I think a lot of great meals begin at the bar. When dining in Portland, especially, the culinary experience really starts with the cocktail. The bartenders and mixologists in this town work with the best ingredients – the same way the chefs operate in the kitchen. Plus, how that cocktail is presented is the ultimate preview for your dining journey.
At Irving Street Kitchen, I sat at the bar and waited for my friend to arrive. So, I ordered a cocktail. It was hot out and I wanted something refreshing. My eyes darted towards the Carolina Julep c.1890. I went to a woman’s college in Virginia and our cocktail, more or less, was the mint julep. We’d go to Foxfield Races (steeplechase) held annually each spring in Charlottesville and pay more attention to the Bourbon cocktails than all the pretty horses flying by. My point is that the mint julep is a civilized summer cocktail for ladies and gentlemen.
Let’s get one thing straight. This Carolina Julep is listed with a circa date.
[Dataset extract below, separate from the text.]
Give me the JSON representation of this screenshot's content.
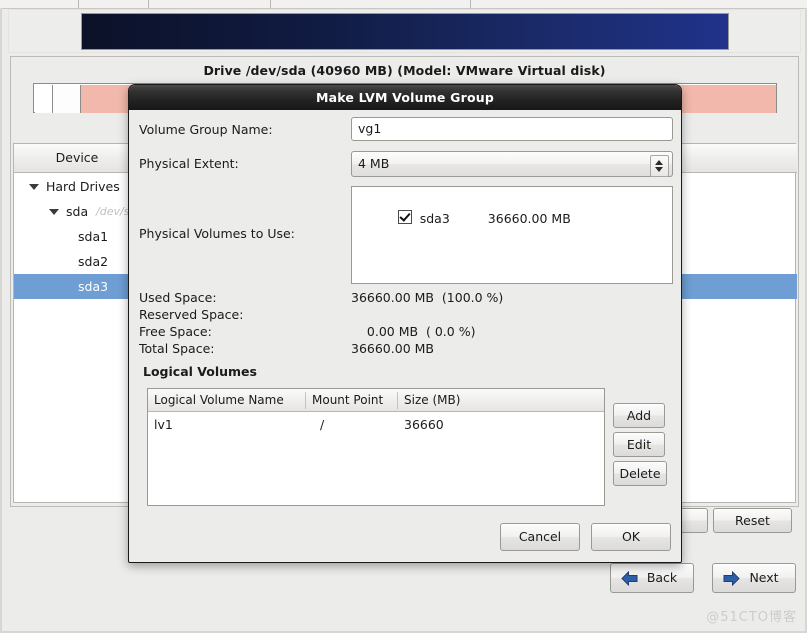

I understood immediately that the bartender who put this on the bar menu knew what he or she was doing. It was prepared with Elijah Craig 12 year Bourbon, mint, sugar, splash of sweet tea at Irving street kitchen. It was perfect. And, I got a good glimpse into the quality of ingredients that would come to pass.
My friend arrived and we ordered. I explained to the bartender, Alison (I think that’s her name!) that I was gluten free. She ended up taking care of me for the rest of the night. The service was impeccable.
I got the Heirloom Tomato and Raw Zucchini Salad with Black Pepper Vinaigrette and a side order of the Smoked Tasso Jambalaya.
The salad was bright and fresh with tangy tomatoes and delicate zucchini. The basil was more like a pesto puree and added some depth to the light flavors.
The jambalaya had a hint of heat but was really rich and fragrant with a pleasant, earthy, forest floor flavor. It reminded me of a Rhone red wine with dusty notes of earth and cocoa powder.
Alison (and I will owe her big time if I got her name wrong!) brought out a glass of King’s Ridge Riesling to sample with the two courses. It was fragrant and off-dry, with good upfront acidity and flavors of white peaches and lychee. It went well with the salad, and, to an extent it paired fairly well with the jambalaya (as Riesling dances well with spicy fare), only, because of the smoked richness, a Rhone would have been a super yummy accompaniment.
All in all, this place nods to the American southeast and takes you on a journey there and beyond. I look forward to returning and turning another corner on the Irving Street menu to discover another pleasant cocktail – which will certainly lead to another enjoyable meal.
Irving Street Kitchen
703 Northwest 13th Avenue
Portland, OR – 503.343.9440